+++ DATASET +++

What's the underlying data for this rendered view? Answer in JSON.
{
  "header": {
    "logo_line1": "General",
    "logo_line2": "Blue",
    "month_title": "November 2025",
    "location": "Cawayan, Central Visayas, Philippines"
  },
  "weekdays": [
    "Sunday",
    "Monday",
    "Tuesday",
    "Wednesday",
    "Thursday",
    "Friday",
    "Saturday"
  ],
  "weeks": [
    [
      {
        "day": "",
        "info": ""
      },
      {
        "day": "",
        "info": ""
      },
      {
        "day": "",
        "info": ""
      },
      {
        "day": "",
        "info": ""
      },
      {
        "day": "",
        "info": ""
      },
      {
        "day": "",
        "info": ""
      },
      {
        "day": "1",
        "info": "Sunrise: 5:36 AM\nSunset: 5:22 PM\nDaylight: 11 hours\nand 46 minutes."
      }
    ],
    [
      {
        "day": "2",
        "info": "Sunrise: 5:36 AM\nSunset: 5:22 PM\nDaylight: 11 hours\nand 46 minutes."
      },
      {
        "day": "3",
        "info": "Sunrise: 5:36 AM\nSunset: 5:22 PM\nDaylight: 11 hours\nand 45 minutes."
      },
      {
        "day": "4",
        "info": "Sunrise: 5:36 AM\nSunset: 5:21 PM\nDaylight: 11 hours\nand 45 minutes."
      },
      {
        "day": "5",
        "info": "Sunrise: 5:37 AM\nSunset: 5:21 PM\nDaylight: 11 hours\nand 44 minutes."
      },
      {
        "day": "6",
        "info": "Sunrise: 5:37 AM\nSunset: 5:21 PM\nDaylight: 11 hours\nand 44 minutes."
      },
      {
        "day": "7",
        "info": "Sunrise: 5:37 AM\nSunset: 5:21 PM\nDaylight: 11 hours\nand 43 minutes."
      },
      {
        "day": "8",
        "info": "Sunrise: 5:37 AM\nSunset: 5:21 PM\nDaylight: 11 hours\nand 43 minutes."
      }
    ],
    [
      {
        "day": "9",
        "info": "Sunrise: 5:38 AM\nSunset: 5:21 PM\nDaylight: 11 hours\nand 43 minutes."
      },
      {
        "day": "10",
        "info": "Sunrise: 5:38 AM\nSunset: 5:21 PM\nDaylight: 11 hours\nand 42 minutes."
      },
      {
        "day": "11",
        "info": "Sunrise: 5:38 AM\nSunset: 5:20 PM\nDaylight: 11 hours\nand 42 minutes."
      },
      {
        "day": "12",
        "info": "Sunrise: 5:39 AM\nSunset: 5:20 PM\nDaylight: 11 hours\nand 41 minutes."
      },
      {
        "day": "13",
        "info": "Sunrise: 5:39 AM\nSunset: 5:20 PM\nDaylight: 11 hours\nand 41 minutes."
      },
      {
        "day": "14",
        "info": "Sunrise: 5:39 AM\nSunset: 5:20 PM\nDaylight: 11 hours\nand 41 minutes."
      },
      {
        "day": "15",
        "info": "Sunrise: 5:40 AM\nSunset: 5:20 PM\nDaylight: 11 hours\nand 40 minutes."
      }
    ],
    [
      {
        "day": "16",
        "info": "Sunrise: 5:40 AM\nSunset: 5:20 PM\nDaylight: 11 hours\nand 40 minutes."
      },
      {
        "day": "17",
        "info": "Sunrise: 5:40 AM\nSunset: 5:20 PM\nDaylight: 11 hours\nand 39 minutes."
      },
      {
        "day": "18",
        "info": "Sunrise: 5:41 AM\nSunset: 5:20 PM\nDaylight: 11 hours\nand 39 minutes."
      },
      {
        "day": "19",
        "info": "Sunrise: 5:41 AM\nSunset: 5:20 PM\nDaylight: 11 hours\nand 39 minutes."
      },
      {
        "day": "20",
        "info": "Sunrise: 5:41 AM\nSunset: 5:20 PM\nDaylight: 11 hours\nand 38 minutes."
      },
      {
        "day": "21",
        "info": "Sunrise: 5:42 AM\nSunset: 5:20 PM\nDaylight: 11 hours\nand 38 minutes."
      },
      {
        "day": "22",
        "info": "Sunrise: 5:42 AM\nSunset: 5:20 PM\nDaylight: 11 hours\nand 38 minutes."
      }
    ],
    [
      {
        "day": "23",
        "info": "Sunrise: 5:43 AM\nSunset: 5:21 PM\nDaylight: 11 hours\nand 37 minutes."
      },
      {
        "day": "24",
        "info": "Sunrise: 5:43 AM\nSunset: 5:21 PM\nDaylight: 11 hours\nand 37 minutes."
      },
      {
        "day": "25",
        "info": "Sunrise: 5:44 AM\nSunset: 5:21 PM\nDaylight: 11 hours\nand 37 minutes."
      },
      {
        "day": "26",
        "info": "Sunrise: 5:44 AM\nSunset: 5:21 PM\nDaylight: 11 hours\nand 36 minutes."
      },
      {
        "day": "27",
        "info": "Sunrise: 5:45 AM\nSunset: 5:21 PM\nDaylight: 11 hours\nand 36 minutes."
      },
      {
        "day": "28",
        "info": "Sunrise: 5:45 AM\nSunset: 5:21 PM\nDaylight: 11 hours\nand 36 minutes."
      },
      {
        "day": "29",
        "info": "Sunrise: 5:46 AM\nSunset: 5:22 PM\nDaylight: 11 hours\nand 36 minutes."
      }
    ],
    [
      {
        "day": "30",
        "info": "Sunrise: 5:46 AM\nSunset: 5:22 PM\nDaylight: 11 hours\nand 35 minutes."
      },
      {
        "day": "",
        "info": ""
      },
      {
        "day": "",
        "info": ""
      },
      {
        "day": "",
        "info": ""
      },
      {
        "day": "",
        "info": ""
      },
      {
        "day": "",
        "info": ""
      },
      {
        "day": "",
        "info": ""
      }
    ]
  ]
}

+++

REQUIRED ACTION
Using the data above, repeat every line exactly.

RESPONSE TO THIS TASK
What's the underlying data for this rendered view? Answer in JSON.
{
  "header": {
    "logo_line1": "General",
    "logo_line2": "Blue",
    "month_title": "November 2025",
    "location": "Cawayan, Central Visayas, Philippines"
  },
  "weekdays": [
    "Sunday",
    "Monday",
    "Tuesday",
    "Wednesday",
    "Thursday",
    "Friday",
    "Saturday"
  ],
  "weeks": [
    [
      {
        "day": "",
        "info": ""
      },
      {
        "day": "",
        "info": ""
      },
      {
        "day": "",
        "info": ""
      },
      {
        "day": "",
        "info": ""
      },
      {
        "day": "",
        "info": ""
      },
      {
        "day": "",
        "info": ""
      },
      {
        "day": "1",
        "info": "Sunrise: 5:36 AM\nSunset: 5:22 PM\nDaylight: 11 hours\nand 46 minutes."
      }
    ],
    [
      {
        "day": "2",
        "info": "Sunrise: 5:36 AM\nSunset: 5:22 PM\nDaylight: 11 hours\nand 46 minutes."
      },
      {
        "day": "3",
        "info": "Sunrise: 5:36 AM\nSunset: 5:22 PM\nDaylight: 11 hours\nand 45 minutes."
      },
      {
        "day": "4",
        "info": "Sunrise: 5:36 AM\nSunset: 5:21 PM\nDaylight: 11 hours\nand 45 minutes."
      },
      {
        "day": "5",
        "info": "Sunrise: 5:37 AM\nSunset: 5:21 PM\nDaylight: 11 hours\nand 44 minutes."
      },
      {
        "day": "6",
        "info": "Sunrise: 5:37 AM\nSunset: 5:21 PM\nDaylight: 11 hours\nand 44 minutes."
      },
      {
        "day": "7",
        "info": "Sunrise: 5:37 AM\nSunset: 5:21 PM\nDaylight: 11 hours\nand 43 minutes."
      },
      {
        "day": "8",
        "info": "Sunrise: 5:37 AM\nSunset: 5:21 PM\nDaylight: 11 hours\nand 43 minutes."
      }
    ],
    [
      {
        "day": "9",
        "info": "Sunrise: 5:38 AM\nSunset: 5:21 PM\nDaylight: 11 hours\nand 43 minutes."
      },
      {
        "day": "10",
        "info": "Sunrise: 5:38 AM\nSunset: 5:21 PM\nDaylight: 11 hours\nand 42 minutes."
      },
      {
        "day": "11",
        "info": "Sunrise: 5:38 AM\nSunset: 5:20 PM\nDaylight: 11 hours\nand 42 minutes."
      },
      {
        "day": "12",
        "info": "Sunrise: 5:39 AM\nSunset: 5:20 PM\nDaylight: 11 hours\nand 41 minutes."
      },
      {
        "day": "13",
        "info": "Sunrise: 5:39 AM\nSunset: 5:20 PM\nDaylight: 11 hours\nand 41 minutes."
      },
      {
        "day": "14",
        "info": "Sunrise: 5:39 AM\nSunset: 5:20 PM\nDaylight: 11 hours\nand 41 minutes."
      },
      {
        "day": "15",
        "info": "Sunrise: 5:40 AM\nSunset: 5:20 PM\nDaylight: 11 hours\nand 40 minutes."
      }
    ],
    [
      {
        "day": "16",
        "info": "Sunrise: 5:40 AM\nSunset: 5:20 PM\nDaylight: 11 hours\nand 40 minutes."
      },
      {
        "day": "17",
        "info": "Sunrise: 5:40 AM\nSunset: 5:20 PM\nDaylight: 11 hours\nand 39 minutes."
      },
      {
        "day": "18",
        "info": "Sunrise: 5:41 AM\nSunset: 5:20 PM\nDaylight: 11 hours\nand 39 minutes."
      },
      {
        "day": "19",
        "info": "Sunrise: 5:41 AM\nSunset: 5:20 PM\nDaylight: 11 hours\nand 39 minutes."
      },
      {
        "day": "20",
        "info": "Sunrise: 5:41 AM\nSunset: 5:20 PM\nDaylight: 11 hours\nand 38 minutes."
      },
      {
        "day": "21",
        "info": "Sunrise: 5:42 AM\nSunset: 5:20 PM\nDaylight: 11 hours\nand 38 minutes."
      },
      {
        "day": "22",
        "info": "Sunrise: 5:42 AM\nSunset: 5:20 PM\nDaylight: 11 hours\nand 38 minutes."
      }
    ],
    [
      {
        "day": "23",
        "info": "Sunrise: 5:43 AM\nSunset: 5:21 PM\nDaylight: 11 hours\nand 37 minutes."
      },
      {
        "day": "24",
        "info": "Sunrise: 5:43 AM\nSunset: 5:21 PM\nDaylight: 11 hours\nand 37 minutes."
      },
      {
        "day": "25",
        "info": "Sunrise: 5:44 AM\nSunset: 5:21 PM\nDaylight: 11 hours\nand 37 minutes."
      },
      {
        "day": "26",
        "info": "Sunrise: 5:44 AM\nSunset: 5:21 PM\nDaylight: 11 hours\nand 36 minutes."
      },
      {
        "day": "27",
        "info": "Sunrise: 5:45 AM\nSunset: 5:21 PM\nDaylight: 11 hours\nand 36 minutes."
      },
      {
        "day": "28",
        "info": "Sunrise: 5:45 AM\nSunset: 5:21 PM\nDaylight: 11 hours\nand 36 minutes."
      },
      {
        "day": "29",
        "info": "Sunrise: 5:46 AM\nSunset: 5:22 PM\nDaylight: 11 hours\nand 36 minutes."
      }
    ],
    [
      {
        "day": "30",
        "info": "Sunrise: 5:46 AM\nSunset: 5:22 PM\nDaylight: 11 hours\nand 35 minutes."
      },
      {
        "day": "",
        "info": ""
      },
      {
        "day": "",
        "info": ""
      },
      {
        "day": "",
        "info": ""
      },
      {
        "day": "",
        "info": ""
      },
      {
        "day": "",
        "info": ""
      },
      {
        "day": "",
        "info": ""
      }
    ]
  ]
}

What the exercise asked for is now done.